Results 1-5of 5 Reviews
November 13, 2008
From journal Victoria in the Fall
July 19, 2007
From journal Vancouver Island Getaway
Riverview, New Brunswick
June 8, 2007
At that point, we were interrupted by Amor de Cosmos (played by an actor, of course). He had been lured to the California gold fields from his home in Windsor, Nova Scotia and it was there that he had his name changed from the more prosaic William Alexander Smith to Amor de Cosmos. Arriving in Victoria in 1858, he started a newsletter in which he was highly critical of Douglas (How could Douglas be the premier and the head of the HBC at the same time? Conflict of interest.) and his cohort, the "Hanging Judge", Begbie.
Amor de Cosmos would sit in the legislature and push to have British Columbia made a part of Confederation (1871) long before either Saskatchewan or Alberta. One of British Columbia’s most colourful figures, he was a true eccentric. Actually, perhaps a little too eccentric; he was declared insane two years before his death in 1897.
The rest of the visit was somewhat less exciting…a look at the stained glass windows celebrating Elizabeth II’s Silver Jubilee and Victoria’s 60 years. The Legislative Assembly was in session, so only the galleries were open, and the security is intense enough that I was not inclined to go in. So the visit was somewhat limited, but of course, the actor made a piece of British Columbia history come to life.
From journal Adventures in Lotusland: Victoria
Rodeo, New Mexico
April 19, 2006
Young architect Francis Rattenbury entered and won the competition to build B.C.’s parliament buildings in 1893 shortly after his arrival from England, beating out 64 other architects, many greatly more experienced. Five years later, his "Imperial Garden of Eden", built way over budget, was ready for use. Rattenbury was to achieve further fame by building luxury Canadian Pacific Railway hotels, including the venerable Empress, just around the corner from Parliament, and lovely glass-roofed Crystal Gardens, a former bathing and amusement center built in1925.

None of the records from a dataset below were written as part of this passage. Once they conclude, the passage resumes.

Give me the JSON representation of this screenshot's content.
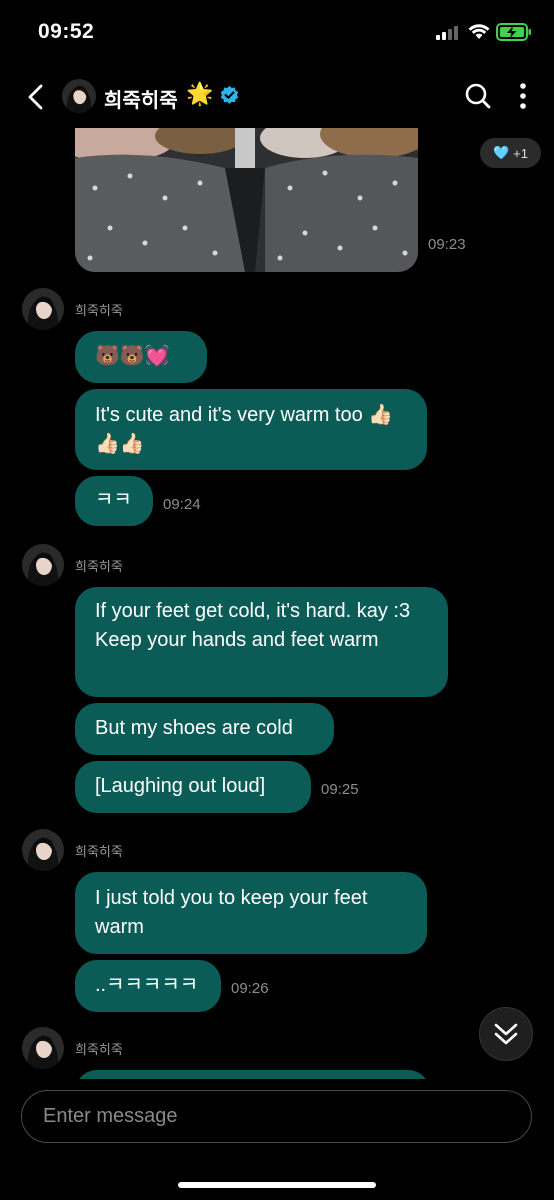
{
  "status_bar": {
    "time": "09:52"
  },
  "header": {
    "name": "희죽히죽",
    "badge_emoji": "🌟"
  },
  "photo_message": {
    "time": "09:23",
    "reaction": {
      "emoji": "🩵",
      "count": "+1"
    }
  },
  "groups": [
    {
      "sender": "희죽히죽",
      "messages": [
        {
          "text": "🐻🐻💓"
        },
        {
          "text": "It's cute and it's very warm too 👍🏻👍🏻👍🏻"
        },
        {
          "text": "ㅋㅋ",
          "time": "09:24"
        }
      ]
    },
    {
      "sender": "희죽히죽",
      "messages": [
        {
          "text": "If your feet get cold, it's hard. kay :3 Keep your hands and feet warm"
        },
        {
          "text": "But my shoes are cold"
        },
        {
          "text": "[Laughing out loud]",
          "time": "09:25"
        }
      ]
    },
    {
      "sender": "희죽히죽",
      "messages": [
        {
          "text": "I just told you to keep your feet warm"
        },
        {
          "text": "..ㅋㅋㅋㅋㅋ",
          "time": "09:26"
        }
      ]
    },
    {
      "sender": "희죽히죽"
    }
  ],
  "composer": {
    "placeholder": "Enter message"
  },
  "colors": {
    "bubble": "#0b5c57",
    "background": "#000000",
    "verified": "#2fb3e8"
  }
}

Success didn’t bring Rattenbury happiness, however. After divorcing his wife and marrying his mistress, the much younger and talented Alma Pakenham, the couple moved to England. Sinking into alcoholism, Rattenbury was eventually beaten to death with a mallet by Alma’s teenaged lover. Alma committed dramatic suicide shortly thereafter, by stabbing herself in the heart and throwing herself into the River Avon.
Parliament is imposing from afar, viewed across a vast lawn and fountains, with its muted gray limestone and granite walls, arches and columns, and green copper domes. The tallest central dome is topped with a gold-gilt statue of Captain George Vancouver. A statue of Queen Victoria stands on a pedestal above street level at the edge of the lawns. Every night, more than 3300 light bulbs outline buildings, windows and domes of Parliament.
No less impressed by Parliament’s interior, we took one of the free tours that are offered every half hour during summer months. Tour guides range from the commonplace to would-be actors in period costume, affecting behavior and speech of imperial times. Beneath the gilded central dome lies an exquisite mosaic floor. Between the arched doorways are mural-style paintings depicting workers of the province, from farming and forest to fisheries. Virtually all the windows are stained glass and communicate some historically significant event or symbol.
On the walls near the entrance, hang 18 reproductions of architectural and technical drawings by Francis Rattenbury. In a nearby alcove, one can sit and view legislative sessions on a TV, beginning mid-September, when they reconvene. During summer, the red-carpeted multi-leveled legislative chambers sit empty.
From journal Victoria Heritage
New York, New York
April 18, 2002
Most tourists would walk around the grounds and be content with admiring the buildings from the outside. However, there are free guided tours that leave every 30 minutes from the main steps. They will tell the full history of these buildings as well as interesting side notes from Canadian history. The buildings house beautiful stained glass, murals and some interesting monuments.
For more information, check out the official webside of the Parliament Buildings: www.parl-bldgs.gov.bc.ca/. There is a wonderful photo tour as well as indepth information about the history of the buildings and the architect.
From journal Beautiful Victoria